=== Supplied material ===
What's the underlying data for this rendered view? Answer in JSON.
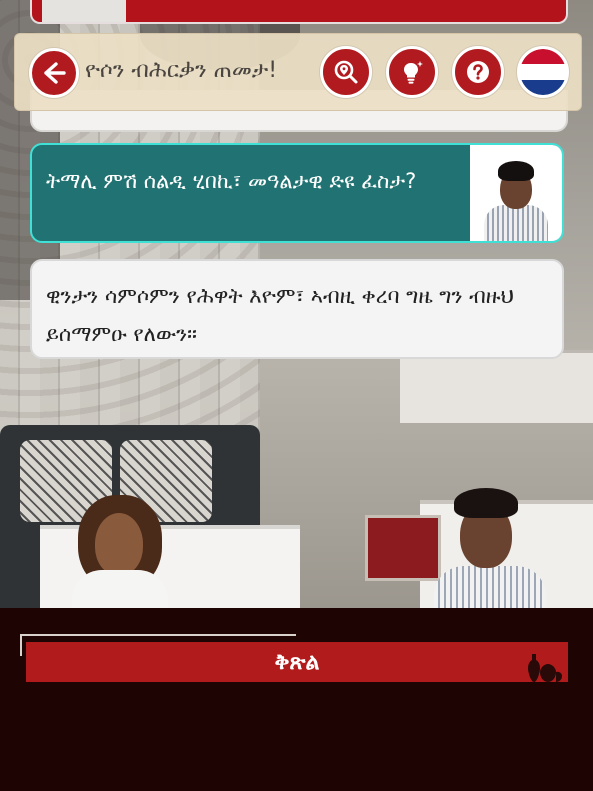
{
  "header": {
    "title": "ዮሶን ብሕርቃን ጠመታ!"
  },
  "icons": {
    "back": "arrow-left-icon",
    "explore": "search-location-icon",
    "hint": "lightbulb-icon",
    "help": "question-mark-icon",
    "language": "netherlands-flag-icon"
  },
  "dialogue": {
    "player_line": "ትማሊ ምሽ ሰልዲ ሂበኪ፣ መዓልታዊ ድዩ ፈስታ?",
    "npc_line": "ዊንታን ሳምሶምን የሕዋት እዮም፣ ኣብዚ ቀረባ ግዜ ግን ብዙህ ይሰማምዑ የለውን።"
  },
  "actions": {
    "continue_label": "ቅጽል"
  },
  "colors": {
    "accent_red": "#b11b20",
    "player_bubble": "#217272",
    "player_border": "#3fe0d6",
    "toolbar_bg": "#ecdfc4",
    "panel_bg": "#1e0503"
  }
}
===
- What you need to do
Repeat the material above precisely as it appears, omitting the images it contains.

- Response for this exercise
What's the underlying data for this rendered view? Answer in JSON.
{
  "header": {
    "title": "ዮሶን ብሕርቃን ጠመታ!"
  },
  "icons": {
    "back": "arrow-left-icon",
    "explore": "search-location-icon",
    "hint": "lightbulb-icon",
    "help": "question-mark-icon",
    "language": "netherlands-flag-icon"
  },
  "dialogue": {
    "player_line": "ትማሊ ምሽ ሰልዲ ሂበኪ፣ መዓልታዊ ድዩ ፈስታ?",
    "npc_line": "ዊንታን ሳምሶምን የሕዋት እዮም፣ ኣብዚ ቀረባ ግዜ ግን ብዙህ ይሰማምዑ የለውን።"
  },
  "actions": {
    "continue_label": "ቅጽል"
  },
  "colors": {
    "accent_red": "#b11b20",
    "player_bubble": "#217272",
    "player_border": "#3fe0d6",
    "toolbar_bg": "#ecdfc4",
    "panel_bg": "#1e0503"
  }
}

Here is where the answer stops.